Complexity in Genomic Patterns and Classification

Somdatta Sinha (Indian Institute of Science Education and Research Mohali, India)
Wednesday, May 27, 2015 - 14:00
Room Minquiers
Talk abstract: 

Genomes are made of sequences of four nucleotides, A, T, C, and G.  Several processes such as mutation, transposition, recombination, translocation, and excision introduce variations in these sequences, which then become the substrates of selection and consequent evolution. Similarity in the liner composition of these letters in two sequences are commonly used as indicators of evolutionary closeness of two organisms. However, researchers  are increasingly looking at groups of letters (“words”), or different patterns of nucleotide sequences ("genomic signatures"), and have found that DNA of closely related organisms also have similar genomic signatures.
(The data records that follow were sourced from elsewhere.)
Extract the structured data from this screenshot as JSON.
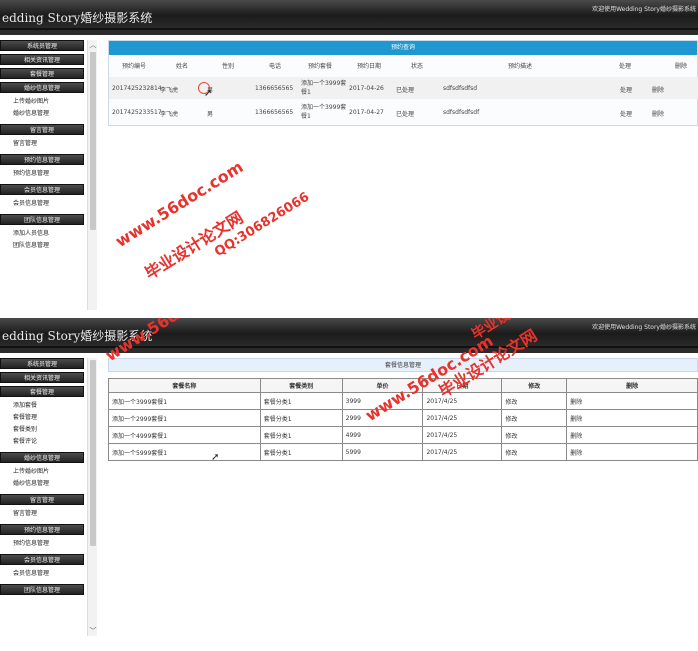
{
  "app": {
    "title": "edding Story婚纱摄影系统",
    "welcome": "欢迎使用Wedding Story婚纱摄影系统"
  },
  "sidebar_top": {
    "items": [
      {
        "type": "head",
        "label": "系统员管理"
      },
      {
        "type": "head",
        "label": "相关资讯管理"
      },
      {
        "type": "head",
        "label": "套餐管理"
      },
      {
        "type": "head",
        "label": "婚纱信息管理"
      },
      {
        "type": "item",
        "label": "上传婚纱图片"
      },
      {
        "type": "item",
        "label": "婚纱信息管理"
      },
      {
        "type": "head",
        "label": "留言管理"
      },
      {
        "type": "item",
        "label": "留言管理"
      },
      {
        "type": "head",
        "label": "预约信息管理"
      },
      {
        "type": "item",
        "label": "预约信息管理"
      },
      {
        "type": "head",
        "label": "会员信息管理"
      },
      {
        "type": "item",
        "label": "会员信息管理"
      },
      {
        "type": "head",
        "label": "团队信息管理"
      },
      {
        "type": "item",
        "label": "添加人员信息"
      },
      {
        "type": "item",
        "label": "团队信息管理"
      }
    ]
  },
  "sidebar_bottom": {
    "items": [
      {
        "type": "head",
        "label": "系统员管理"
      },
      {
        "type": "head",
        "label": "相关资讯管理"
      },
      {
        "type": "head",
        "label": "套餐管理"
      },
      {
        "type": "item",
        "label": "添加套餐"
      },
      {
        "type": "item",
        "label": "套餐管理"
      },
      {
        "type": "item",
        "label": "套餐类别"
      },
      {
        "type": "item",
        "label": "套餐评论"
      },
      {
        "type": "head",
        "label": "婚纱信息管理"
      },
      {
        "type": "item",
        "label": "上传婚纱图片"
      },
      {
        "type": "item",
        "label": "婚纱信息管理"
      },
      {
        "type": "head",
        "label": "留言管理"
      },
      {
        "type": "item",
        "label": "留言管理"
      },
      {
        "type": "head",
        "label": "预约信息管理"
      },
      {
        "type": "item",
        "label": "预约信息管理"
      },
      {
        "type": "head",
        "label": "会员信息管理"
      },
      {
        "type": "item",
        "label": "会员信息管理"
      },
      {
        "type": "head",
        "label": "团队信息管理"
      }
    ]
  },
  "booking": {
    "caption": "预约查询",
    "headers": [
      "预约编号",
      "姓名",
      "性别",
      "电话",
      "预约套餐",
      "预约日期",
      "状态",
      "预约描述",
      "处理",
      "删除"
    ],
    "rows": [
      {
        "id": "2017425232814",
        "name": "李飞虎",
        "gender": "男",
        "phone": "1366656565",
        "package": "添加一个3999套餐1",
        "date": "2017-04-26",
        "status": "已处理",
        "desc": "sdfsdfsdfsd",
        "handle": "处理",
        "delete": "删除"
      },
      {
        "id": "2017425233517",
        "name": "李飞虎",
        "gender": "男",
        "phone": "1366656565",
        "package": "添加一个3999套餐1",
        "date": "2017-04-27",
        "status": "已处理",
        "desc": "sdfsdfsdfsdf",
        "handle": "处理",
        "delete": "删除"
      }
    ]
  },
  "packages": {
    "caption": "套餐信息管理",
    "headers": [
      "套餐名称",
      "套餐类别",
      "单价",
      "日期",
      "修改",
      "删除"
    ],
    "rows": [
      {
        "name": "添加一个3999套餐1",
        "category": "套餐分类1",
        "price": "3999",
        "date": "2017/4/25",
        "edit": "修改",
        "delete": "删除"
      },
      {
        "name": "添加一个2999套餐1",
        "category": "套餐分类1",
        "price": "2999",
        "date": "2017/4/25",
        "edit": "修改",
        "delete": "删除"
      },
      {
        "name": "添加一个4999套餐1",
        "category": "套餐分类1",
        "price": "4999",
        "date": "2017/4/25",
        "edit": "修改",
        "delete": "删除"
      },
      {
        "name": "添加一个5999套餐1",
        "category": "套餐分类1",
        "price": "5999",
        "date": "2017/4/25",
        "edit": "修改",
        "delete": "删除"
      }
    ]
  },
  "watermark": {
    "site": "www.56doc.com",
    "qq": "QQ:306826066",
    "text": "毕业设计论文网"
  },
  "icons": {
    "scroll_up": "chevron-up-icon",
    "scroll_down": "chevron-down-icon",
    "cursor": "mouse-pointer-icon"
  },
  "colors": {
    "header_dark": "#1b1b1b",
    "caption_blue": "#1f98d2",
    "watermark_red": "#e8332d"
  }
}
This encourages us to look into the compositional properties of DNA sequences and their relevance to function and evolution. In this talk, I will discuss how these patterns can be used for alignment-free classification of very closely related DNA sequences using Chaos Game Representation (CGR). This points towards the role of higher order word structures carrying some meaning in the DNA language, and the interplay of complex word structures and biological information processing. Long range correlations are also known to exist in genomes at different length scales, and genome sequences have been shown to be multi-fractals. I will also show that the multi fractal properties of these DNA sequences can be used to classify very closely related organisms (sub and sub-subypes of HIV-1 strains). The questions to be explored are the origin of the compositional complexity in DNA, and its functional and evolutionary implications.